"You don't have to be a rocket scientist to see what a fucking mess we're in," he continues. "It's been happening steadily for the past four years, and nobody said peep. The New York Times and all these people that abetted the lies and crap that went into making and selling this war—now that they see the guy is a little weak, they're kicking him with their toe to make sure he doesn't bite back. It's cowardly. This pitiful zombie movie, this fucking B movie, is the only thing anybody's done about this issue that's killed 2,000 Americans and untold numbers of Iraqis? It's fucking sick." While gratified by the warm reception to Homecoming in Turin, Dante says he's eager for the right-wing punditocracy back home to see it: "I hope this movie bothers a lot of people that disagree with it—and that it makes them really pissed off, as pissed off as the rest of us are."

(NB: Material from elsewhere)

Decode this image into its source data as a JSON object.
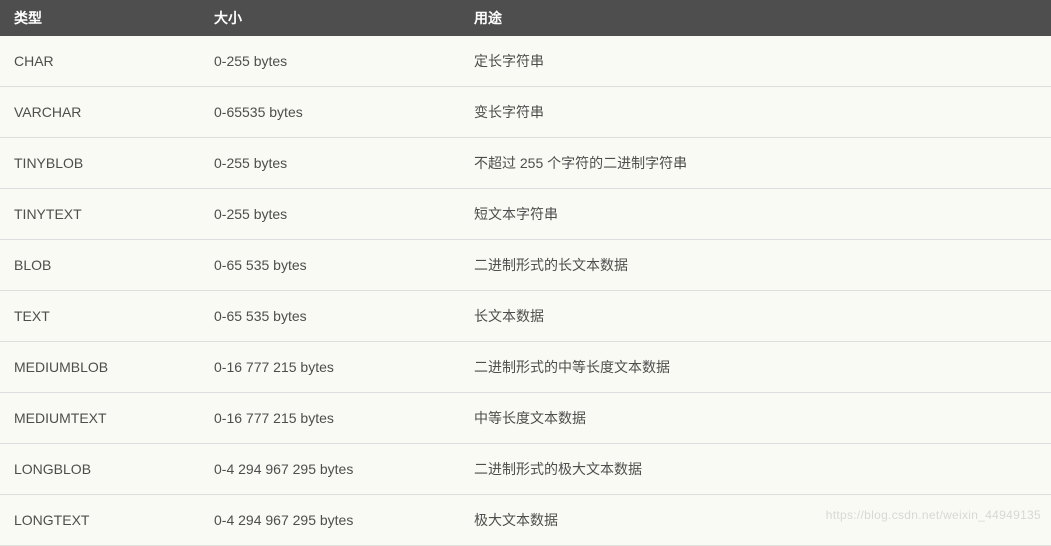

The actress Dante found to play NotAnnCoulter eerily resembles the real thing.